        Sleep has been increasingly recognized for its importance in many functions, including cognition. Emerging techniques aim to stimulate the brain to enhance sleep, particularly slow wave sleep, and improve memory. Several methods have shown promise, such as transcranial electrical stimulation and transcranial magnetic stimulation. In particular, acoustic stimulation of slow wave sleep shows significant potential to enhance slow wave sleep, sleep spindles, their phase coupling and declarative memory. While these methods may enhance memory non-specifically, targeted memory reactivation uses associated cues to consolidate specific memories. Future research is necessary to determine long-term potential as tools in healthy and clinical populations.

        Hypnotic Discontinuation in Chronic Insomnia 523
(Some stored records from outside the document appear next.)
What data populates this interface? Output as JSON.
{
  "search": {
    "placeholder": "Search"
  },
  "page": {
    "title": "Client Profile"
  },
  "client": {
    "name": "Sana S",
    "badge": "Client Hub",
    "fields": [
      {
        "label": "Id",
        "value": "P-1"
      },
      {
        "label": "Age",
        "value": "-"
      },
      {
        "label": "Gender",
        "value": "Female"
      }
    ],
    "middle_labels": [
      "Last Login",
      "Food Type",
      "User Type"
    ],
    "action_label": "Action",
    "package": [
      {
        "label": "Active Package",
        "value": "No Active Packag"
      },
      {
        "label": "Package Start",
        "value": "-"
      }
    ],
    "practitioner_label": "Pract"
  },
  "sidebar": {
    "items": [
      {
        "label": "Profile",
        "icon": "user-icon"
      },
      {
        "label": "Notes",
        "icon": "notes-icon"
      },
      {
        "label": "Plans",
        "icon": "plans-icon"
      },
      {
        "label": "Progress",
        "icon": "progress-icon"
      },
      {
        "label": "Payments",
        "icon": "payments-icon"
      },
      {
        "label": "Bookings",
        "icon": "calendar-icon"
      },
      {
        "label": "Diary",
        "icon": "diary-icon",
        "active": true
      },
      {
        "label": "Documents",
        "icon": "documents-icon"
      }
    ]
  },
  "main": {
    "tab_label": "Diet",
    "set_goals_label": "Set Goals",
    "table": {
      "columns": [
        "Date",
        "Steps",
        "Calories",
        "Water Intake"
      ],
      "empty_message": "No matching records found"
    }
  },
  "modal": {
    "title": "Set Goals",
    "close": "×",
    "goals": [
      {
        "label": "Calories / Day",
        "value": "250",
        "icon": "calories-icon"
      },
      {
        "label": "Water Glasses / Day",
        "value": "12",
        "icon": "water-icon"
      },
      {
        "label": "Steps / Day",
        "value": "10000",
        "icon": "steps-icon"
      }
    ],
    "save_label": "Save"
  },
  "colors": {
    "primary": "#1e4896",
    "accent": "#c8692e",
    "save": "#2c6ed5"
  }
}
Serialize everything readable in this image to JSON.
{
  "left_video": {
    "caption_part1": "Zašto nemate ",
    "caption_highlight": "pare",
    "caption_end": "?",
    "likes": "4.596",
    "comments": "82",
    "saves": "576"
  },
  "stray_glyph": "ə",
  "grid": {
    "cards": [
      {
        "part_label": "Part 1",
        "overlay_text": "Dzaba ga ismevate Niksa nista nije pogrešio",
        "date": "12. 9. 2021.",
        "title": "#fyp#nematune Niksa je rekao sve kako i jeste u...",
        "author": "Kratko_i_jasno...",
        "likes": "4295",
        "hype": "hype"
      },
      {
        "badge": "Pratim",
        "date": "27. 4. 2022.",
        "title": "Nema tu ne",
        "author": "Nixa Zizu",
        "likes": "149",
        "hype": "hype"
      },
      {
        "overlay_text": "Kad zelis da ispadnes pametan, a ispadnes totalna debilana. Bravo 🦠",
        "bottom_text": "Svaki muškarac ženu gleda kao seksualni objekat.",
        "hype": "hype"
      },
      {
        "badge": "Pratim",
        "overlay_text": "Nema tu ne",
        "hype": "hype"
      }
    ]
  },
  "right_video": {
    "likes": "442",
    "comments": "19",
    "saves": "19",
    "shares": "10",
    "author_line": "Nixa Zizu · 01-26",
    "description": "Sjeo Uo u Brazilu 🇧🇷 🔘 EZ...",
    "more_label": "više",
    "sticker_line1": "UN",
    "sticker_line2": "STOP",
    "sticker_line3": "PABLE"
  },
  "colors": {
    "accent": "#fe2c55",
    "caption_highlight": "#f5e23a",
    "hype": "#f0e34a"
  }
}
        Jonathan P. Hintze and Jack D. Edinger
        Insomnia disorder is common in adults and children. The estimated prevalence ranges from 9% to 15% in the general population, with higher prevalence in certain subpopulations. Hypnotic medications are those that tend to produce sleep and are frequently used to treat insomnia. Commonly used hypnotics in adults include benzodiazepines (BZDs), BZD receptor agonists, antihistamines, antidepressants, melatonin receptor agonists, orexin receptor antagonists, and antipsychotics. However, hypnotic discontinuation is difficult and often unsuccessful. This article discusses strategies to discontinue hypnotics and evidence supporting their use.

        Sleep-Related Drug Therapy in Special Conditions: Children 531

        Nicholas-Tiberio Economou, Luigi Ferini-Strambi, and Paschalis Steiropoulos
        Pharmacologic treatment of the most common pediatric sleep disorders lacks evidence, and alternative methods, which have been proved to alleviate the symptoms, are preferred in most cases. The implementation of specific guidelines is of great importance because sleep disorders in children are not rare and they can negatively affect children’s development and their cognitive and social skills. This article summarizes the current therapeutic management of sleep disorders in children, bearing in mind the absence of evidence-based guidelines on this topic.